What gives me the right to insult others who have no means of responding, or castigating, falsely accusing, insinuating or seeking to create a false impression among “We the People” about a judicial process and the ‘actors’ in that theatre just for political expedience. We are now all “praying” and “begging” for there to be peace. Clearly the peace of our nation means so much to us. That being the case, did we realise that we were “abusing our own rights and freedoms” including the peace that we continue to take so much for granted simply because we allowed ourselves to be consumed by our politics and entrenched positions to the extent that we could even defend the very actions aimed at disturbing our peace in the name of “our rights and freedoms”? The ones I blame the most are the very intellectuals who know how to interpret the law in their favour and who therefore take an entrenched position and would argue and defend it ‘with bow and arrows’ till thy kingdom come.

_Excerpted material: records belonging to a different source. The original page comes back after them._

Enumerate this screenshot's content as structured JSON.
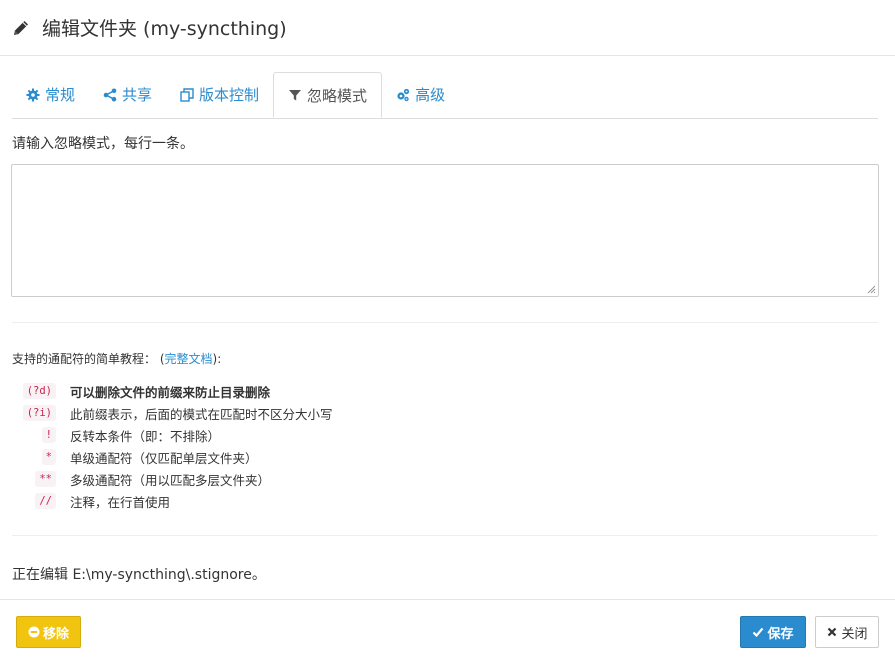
{
  "header": {
    "title": "编辑文件夹 (my-syncthing)",
    "icon": "pencil-icon"
  },
  "tabs": [
    {
      "label": "常规",
      "icon": "gear-icon",
      "active": false
    },
    {
      "label": "共享",
      "icon": "share-icon",
      "active": false
    },
    {
      "label": "版本控制",
      "icon": "versions-icon",
      "active": false
    },
    {
      "label": "忽略模式",
      "icon": "filter-icon",
      "active": true
    },
    {
      "label": "高级",
      "icon": "gears-icon",
      "active": false
    }
  ],
  "ignore": {
    "prompt": "请输入忽略模式，每行一条。",
    "patterns_value": ""
  },
  "help": {
    "intro": "支持的通配符的简单教程：",
    "link_open": "(",
    "link_label": "完整文档",
    "link_close": "):",
    "rules": [
      {
        "code": "(?d)",
        "desc": "可以删除文件的前缀来防止目录删除",
        "bold": true
      },
      {
        "code": "(?i)",
        "desc": "此前缀表示，后面的模式在匹配时不区分大小写",
        "bold": false
      },
      {
        "code": "!",
        "desc": "反转本条件（即：不排除）",
        "bold": false
      },
      {
        "code": "*",
        "desc": "单级通配符（仅匹配单层文件夹）",
        "bold": false
      },
      {
        "code": "**",
        "desc": "多级通配符（用以匹配多层文件夹）",
        "bold": false
      },
      {
        "code": "//",
        "desc": "注释，在行首使用",
        "bold": false
      }
    ]
  },
  "editing": "正在编辑 E:\\my-syncthing\\.stignore。",
  "footer": {
    "remove_label": "移除",
    "save_label": "保存",
    "close_label": "关闭"
  },
  "colors": {
    "accent": "#2a8ccf",
    "warning": "#f1c40f",
    "code": "#c7254e"
  }
}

In a small but post-modern industrialised and high-tech but religiously strict country like Singapore who until recently enjoyed the highest Gross Domestic product (GDP) with enviable income per head in the world, spitting in public is PROHIBITED and the law on spitting includes a fine, public lashing (yes, please call Oye Lithur) even imprisonment (I guess for repeat offenders). Compared to the vitriolic, crass and daft utterances spewed out of their mouths (accompanied by foul spit) by our Ghanaian culprits who have been sanctioned by the supreme court, SPITTING you would have thought is nothing to write home about. In Singapore, it does matter and any visitor to that country knows full well they cannot ‘break’ the law. An American recalcitrant teenage school boy on holiday there who sprayed graffiti on cars was sentenced to 50 lashes and locked up and it took ‘pleadings’ from then president Clinton and payment of a hefty fine for his release.

Just as “one man’s meat is another man’s Lopez”, in the same way the “freedoms” we take for granted and abuse everyday do not come cheap in other jurisdictions. Even in America where I guess a lot of the ‘nay sayers’ do gooders ‘and so-called legal luminaries posing as constitutional experts are ‘hiding’, “freedoms” have their limits. That ours has become a ‘permissive society’ allowing us to ignore a lot of things which hitherto were offensive, even abominable e.g. sexual immorality does not make it right. In the US evangelical churches (and I guess in Ghana too), fornication is abominable, wrong and unacceptable yet who really cares? In Tunisia, ‘consorting with a girl who is not married to you is punishable as a crime of “immorality” including public lashing and imprisonment. So, where are those shouting about rights? Why don’t you do something? Remember Paul’s saying to the Corinthians: “All things are “lawful” but not all things are expedient”. In other words, know who you are and operate with commonsense and a sense of decency with a desire to please just one person – your maker. In the process, you will be doing humanity a great service.

Folks, let’s be sensible, reasonable and above all civil in all our dealings, and then we shall begin to enjoy our rights shall we? Oh by the way, you can be critical, even take a stance on the issues in court. That is within your right and is certainly not contemptuous as long as you do not insult anybody, or incite others to cause havoc in our otherwise peaceful and stable society.

Columnist: Amuna, Paul